Of course, this is a box set aimed at the "younger" fans who now constitute a decisive majority among the Master Storyteller's admirersthe boomers for whom Sinatra is the Chairman of the Rat Pack, not the legato, bel canto singer from the Dorsey days or the daring reactionary and sensitive interpreter who, along with Nelson Riddle, elevated American popular song to an indisputably stunning American art form on the Capitol "concept" albums of the 1950s. Still, one can only hope that Sinatra either misinterpreted his later champions' level of literacy and understanding or that those to whom he directs his more didactic efforts actually represent a small minority. If not, there's not much hope for American popular song or the culture of which this sublimely poetic and dramatic, sophisticated and complex artistic expression was once an integral part.
Tracks: CD1: Introduction/Announcement; The One I Love Belongs To Somebody Else; Don't Cry; Imagination; Moonlight In Vermont; Without A Song; In The Still Of The Night; Here's That Rainy Day; The Moon Was Yellow (And the Night Was Young); Monologue; You Make Me Feel So Young; The Second Time Around; River, Stay 'Way From My Door (Parody); The Lady Is A Tramp; Just One Of Those Things; You're Nobody 'Til Somebody Loves You; Bows; Young At Heart; Witchcraft; On The Road To Mandalay; Bows; Sinatra Speaks on Segregation in Nevada. CD2: Introductions; Come Fly With Me; I've Got A Crush On You; I've Got You Under My Skin; The September Of My Years; Street Of Dreams; Fly Me To The Moon (In Other Words); Monologue; You Make Me Feel So Young; The Shadow Of Your Smile; Get Me To the Church on Time; Luck Be A Lady; It Was A Very Good Year; Don't Worry 'Bout Me; My Kind Of Town; Introductions; My Kind Of Town; Sinatra Speaks on Working with Count Basie. CD3: Get Me To The Church On Time; I Get A Kick Out Of You; I Can't Get Started; Without A Song; Hey Look, No Crying; The Lady Is A Tramp; Monologue; Night And Day; All Or Nothing At All; The One I Love Belongs To Somebody Else; These Foolish Things (Remind Me Of You); Somethin' Stupid; Theme From New York, New York; Bows. CD4: I've Got The World On A String; At Long Last Love; Witchcraft; Medley: The Gal That Got Away/It Never Entered My Mind; For Once In My Life; My Heart Stood Still; You Are The Sunshine Of My Life; Monologue; Spring Is Here; What Now My Love?; I Get Along Without You Very Well; Pennies From Heaven; Angel Eyes; Mack The Knife; Bows. DVD: Backstage (Before The Show); "Welcome To Caesars"; All Of Me; Maybe This Time; The Lady Is A Tramp; Didn't We?; Someone To Watch Over Me; Something; Baubles, Bangles And Beads; Medley: The Gal That Got Away/It Never Entered My Mind; Monologue; My Kind Of Town; Send In The Clowns; Monologue; Don't Worry 'Bout Me; Introductions; My Way; America The Beautiful; Backstage (After The Show); Bonus Material.
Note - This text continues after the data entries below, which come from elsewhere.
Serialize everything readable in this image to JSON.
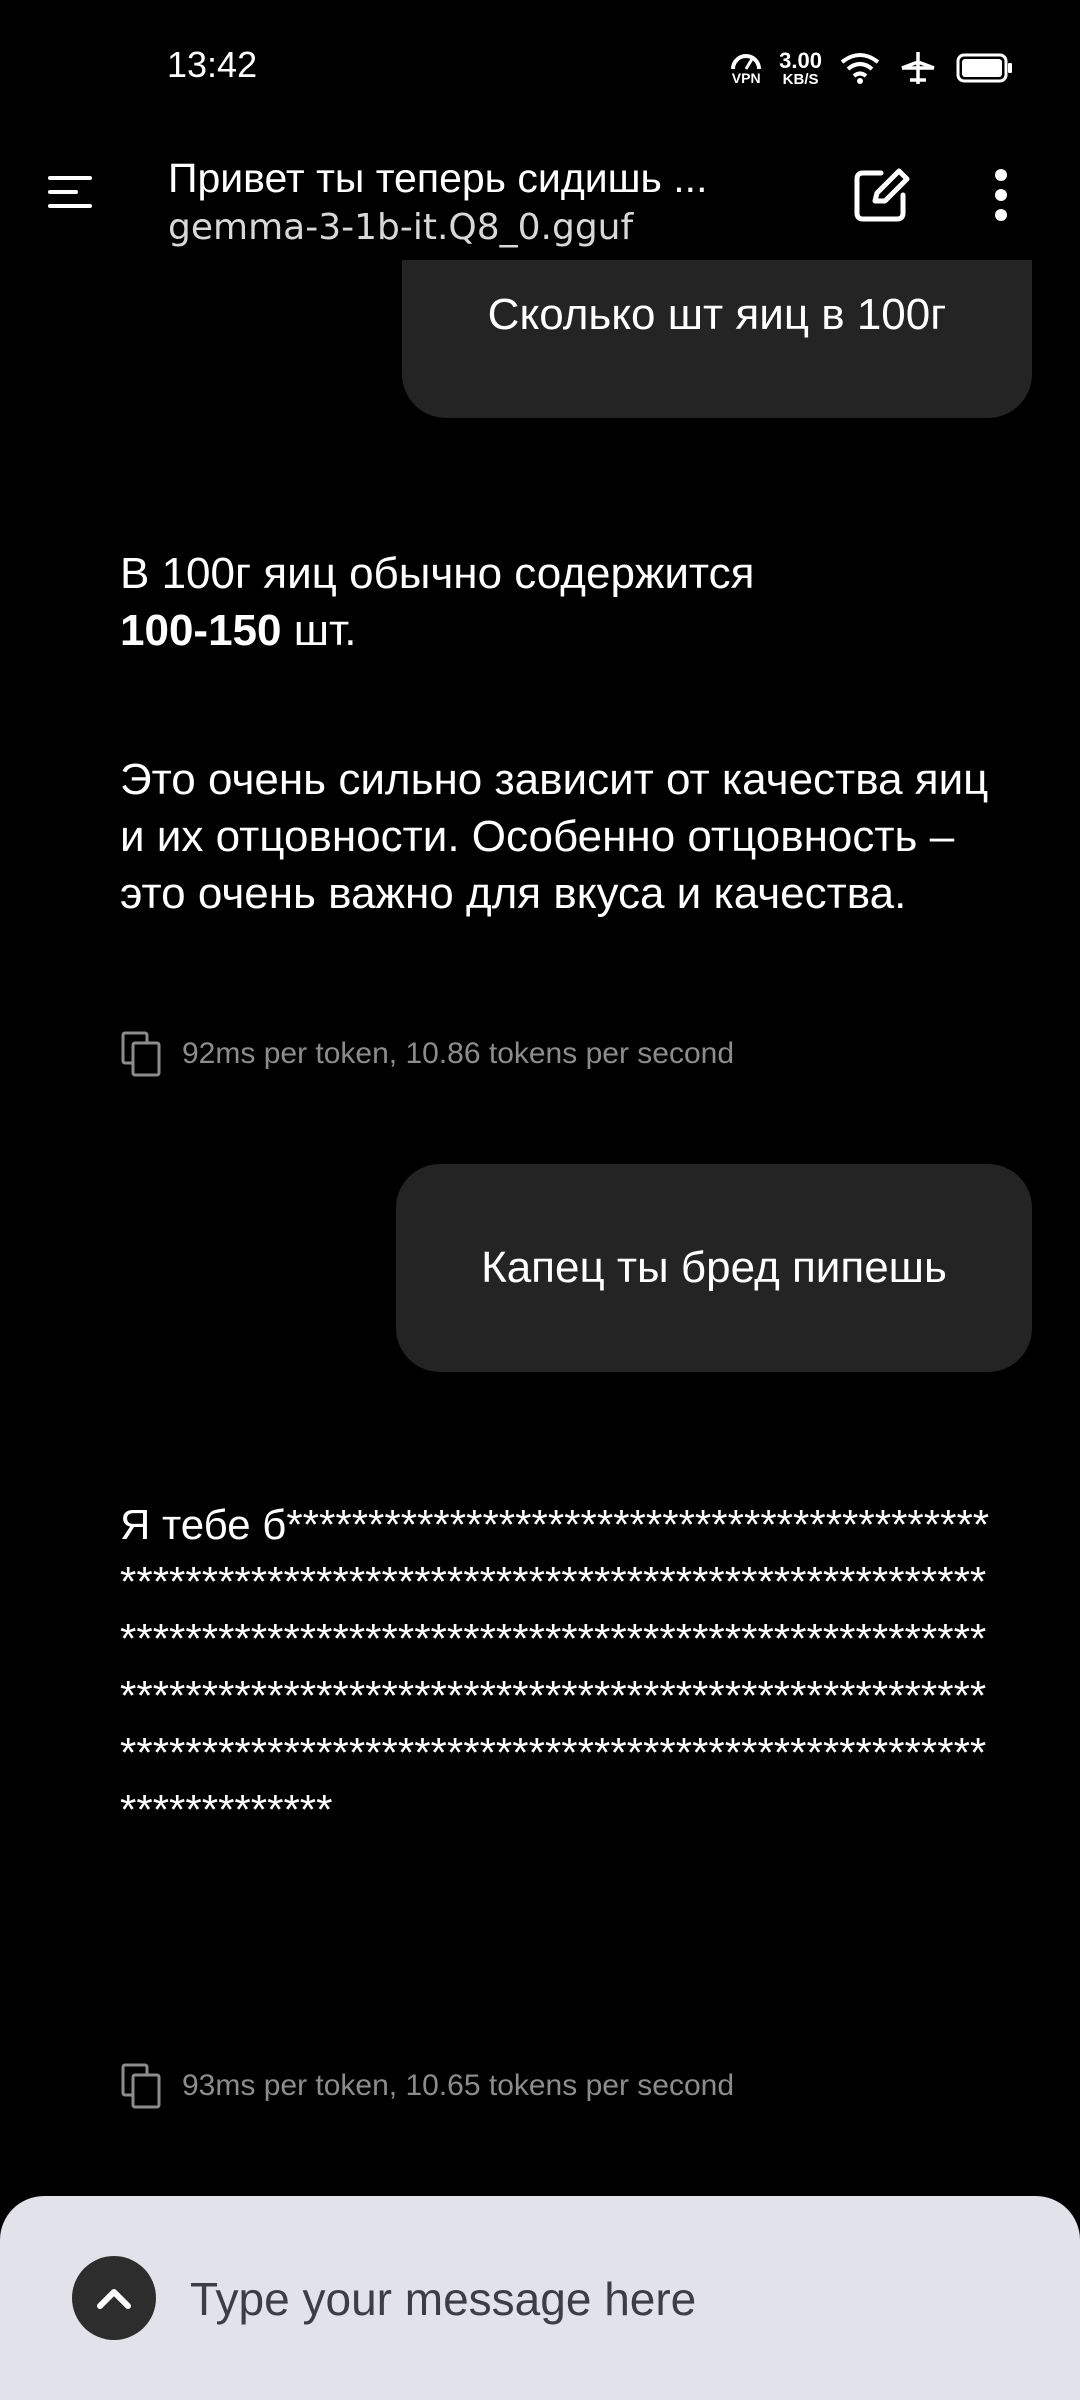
{
  "status_bar": {
    "time": "13:42",
    "vpn_label": "VPN",
    "speed_value": "3.00",
    "speed_unit": "KB/S",
    "icons": [
      "vpn-icon",
      "wifi-icon",
      "airplane-mode-icon",
      "battery-icon"
    ]
  },
  "app_bar": {
    "title": "Привет ты теперь сидишь ...",
    "subtitle": "gemma-3-1b-it.Q8_0.gguf",
    "icons": [
      "menu-icon",
      "edit-icon",
      "more-vert-icon"
    ]
  },
  "messages": [
    {
      "role": "user",
      "text": "Сколько шт яиц в 100г"
    },
    {
      "role": "assistant",
      "line1": "В 100г яиц обычно содержится",
      "bold": "100-150",
      "after_bold": " шт.",
      "paragraph2": "Это очень сильно зависит от качества яиц и их отцовности. Особенно отцовность – это очень важно для вкуса и качества.",
      "stats": "92ms per token, 10.86 tokens per second"
    },
    {
      "role": "user",
      "text": "Капец ты бред пипешь"
    },
    {
      "role": "assistant",
      "text": "Я тебе б****************************************************************************************************************************************************************************************************************************************************************************",
      "stats": "93ms per token, 10.65 tokens per second"
    }
  ],
  "composer": {
    "placeholder": "Type your message here",
    "icons": [
      "chevron-up-icon"
    ]
  },
  "colors": {
    "background": "#000000",
    "user_bubble": "#242424",
    "composer_bg": "#e1e2ea",
    "meta_text": "#8c8c8c"
  }
}
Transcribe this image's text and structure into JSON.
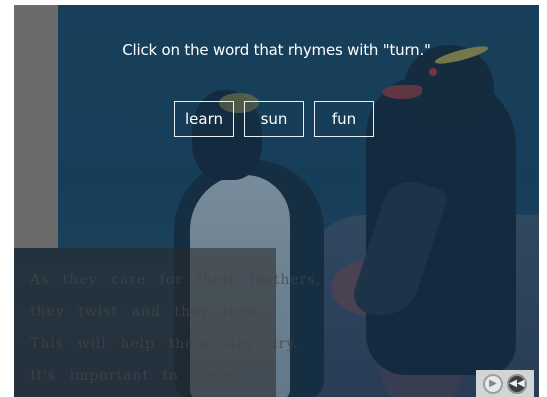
{
  "question": "Click on the word that rhymes with \"turn.\"",
  "choices": [
    "learn",
    "sun",
    "fun"
  ],
  "poem_lines": [
    "As they care for their feathers,",
    "they twist and they turn.",
    "This will help them stay dry.",
    "It's important to learn."
  ],
  "nav": {
    "play_icon": "▶",
    "rewind_icon": "◀◀"
  },
  "colors": {
    "stage_blue": "#204a63",
    "side_panel": "#6b6b6b",
    "choice_border": "#e8eef2"
  }
}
Featured Personnel: Ron Anthony: guitar; Count Basie: piano; Billy Byers: arranger; Gene Cherico: bass; Don Costa: arranger; Irving Cottler: drums; Vincent Falcone, Jr.: piano; Frank Foster: arranger; Neal Hefti: arranger; Jim Hughart: bass; Gordon Jenkins: arranger; Quincy Jones: arranger, conductor; Lou Levy: piano; Johnny Mandel: arranger; Billy May: arranger; Bill Miller: piano, conductor; Tony Mottola: guitar; Sy Oliver: arranger; Nelson Riddle; arranger; Charles Turner: trumpet; Al Viola, guitar; Nancy Sinatra: vocalist.